April 20, 2024

F.D.A. Approves Drug to Treat Hospital Scourge

Dr. Gorbach ended up devoting much of his career to tracking down the cause of that outbreak and pursuing treatments. On Friday, 40 years after he began his quest, the Food and Drug Administration approved a drug he helped develop.

The drug, called Dificid, is the first new medicine in 25 years approved to treat diarrhea caused by Clostridium difficile, a nasty and persistent bacterium that one study suggests may have surpassed the better known MRSA as the leading hospital-acquired infection.

In clinical trials, Dificid, also known as fidaxomicin, proved better than the only approved drug in keeping patients free of symptoms 25 days after the end of treatment. The new drug was developed by Optimer Pharmaceuticals, where Dr. Gorbach, now 76, is the chief scientific officer.

Infections and deaths from C. difficile — the name means “difficult” — have increased sharply since the 1990s, in part because of the spread of a more virulent strain. It is estimated that several hundred thousand Americans are infected each year. Up to 1 percent of patients must have their colons removed and about 5 percent die.

While most of those infected are elderly people in hospitals or nursing homes, younger adults and children can also be infected, and there are cases that arise outside the hospital.

Problems usually start when people are treated with antibiotics for some other infection. That can kill off many of the harmless bacteria in the intestines, allowing C. difficile, which is resistant to most antibiotics, to take over.

Two drugs are now used to treat C. difficile, one of which — metronidazole, a generic antibiotic also sold by Pfizer as Flagyl — was never actually approved for this use. The other is Vancocin, an oral form of the antibiotic vancomycin, which is sold by ViroPharma and was approved in 1986.
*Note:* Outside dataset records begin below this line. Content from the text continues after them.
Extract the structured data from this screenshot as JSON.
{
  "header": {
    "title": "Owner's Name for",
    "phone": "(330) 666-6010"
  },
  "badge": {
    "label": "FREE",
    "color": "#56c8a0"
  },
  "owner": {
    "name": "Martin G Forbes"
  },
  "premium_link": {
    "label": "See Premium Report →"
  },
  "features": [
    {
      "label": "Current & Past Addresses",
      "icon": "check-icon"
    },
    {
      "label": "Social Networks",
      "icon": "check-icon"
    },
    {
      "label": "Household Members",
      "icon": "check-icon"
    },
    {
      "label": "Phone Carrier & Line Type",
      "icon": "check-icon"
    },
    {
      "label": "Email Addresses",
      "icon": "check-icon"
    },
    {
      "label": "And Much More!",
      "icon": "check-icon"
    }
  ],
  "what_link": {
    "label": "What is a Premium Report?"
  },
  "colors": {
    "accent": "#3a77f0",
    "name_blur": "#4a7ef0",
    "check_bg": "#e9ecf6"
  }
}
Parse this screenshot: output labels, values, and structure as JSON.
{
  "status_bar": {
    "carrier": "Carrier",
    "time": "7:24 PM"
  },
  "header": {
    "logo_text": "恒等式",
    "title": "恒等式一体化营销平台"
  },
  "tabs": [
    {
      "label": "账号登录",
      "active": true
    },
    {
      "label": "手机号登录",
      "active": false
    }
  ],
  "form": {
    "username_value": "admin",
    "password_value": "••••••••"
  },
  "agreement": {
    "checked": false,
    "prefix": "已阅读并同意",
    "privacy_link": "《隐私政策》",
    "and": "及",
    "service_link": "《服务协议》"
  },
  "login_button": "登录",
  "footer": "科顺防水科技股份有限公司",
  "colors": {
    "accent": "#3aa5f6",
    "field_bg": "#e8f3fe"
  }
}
While the drugs usually clear the diarrhea, it can come back, often more than once.

“When patients get better and are discharged and have another recurrence, it sets them back to Square 1,” said Lynne V. McFarland, an expert at the Puget Sound veterans affairs hospital in Seattle.

Dificid might help reduce those recurrences.

In two clinical trials involving a total of about 1,100 patients, both Dificid and Vancocin cleared the diarrhea in more than 85 percent of patients by the end of the 10-day treatment period. But in later weeks, roughly 25 percent of the Vancocin users had a recurrence compared with only about 15 percent of the Dificid users.

The net result was that 25 days after the end of treatment, about 70 percent of those treated with Dificid were still free of disease compared with 57 percent of those treated with Vancocin, according to Dificid’s label.

The main side effects are nausea, vomiting, abdominal pain and gastrointestinal hemorrhage.

Dificid is the first approved product for 13-year-old Optimer, which is based in San Diego. Cubist Pharmaceuticals will help market the drug, which is a tablet taken twice a day.

Eun K. Yang, an analyst at Jefferies Company, has predicted annual sales could reach $159 million by 2015.

Vancocin had sales of $259.6 million in 2010, up 22 percent because of price increases, while the number of prescriptions declined. ViroPharma has said that C. difficile infections in the United States may have leveled off or declined since 2008.

Optimer declined to disclose the price of Dificid until a conference call with analysts on Tuesday. But the drug is likely to be at least as expensive as Vancocin, which costs $1,000 or more for a course of treatment.

A high price might limit Dificid’s use to the most severe cases. Generic versions of Vancocin could be approved in the coming year, which would hurt sales of Dificid.

For Dr. Gorbach, the approval was a coda to a career spent mostly as a professor of medicine and public health at Tufts University.

It was there that he and colleagues identified toxin-producing clostridia as the culprits in the New Zealand outbreak. Upjohn, the manufacturer of the antibiotic involved, paid for the research. The finding was published in The New England Journal of Medicine in 1978.

In 2003, Dr. Gorbach was asked for advice by another pharmaceutical company, Optimer. He grew excited when he learned that hamsters treated with fidaxomicin had remained healthy even after treatment stopped.

“All the other drugs, when you stop the treatment, they all die within two or three days,” he said.

In 2005, while keeping his post at Tufts, he joined the company.

“This was an opportunity for me to see a drug through that could really make a difference in people’s lives,” he said. “It’s thrilling to be part of this and see the full circle.”

Article source: http://feeds.nytimes.com/click.phdo?i=2c273d96bee508f20d1ece68c9afd191

Speak Your Mind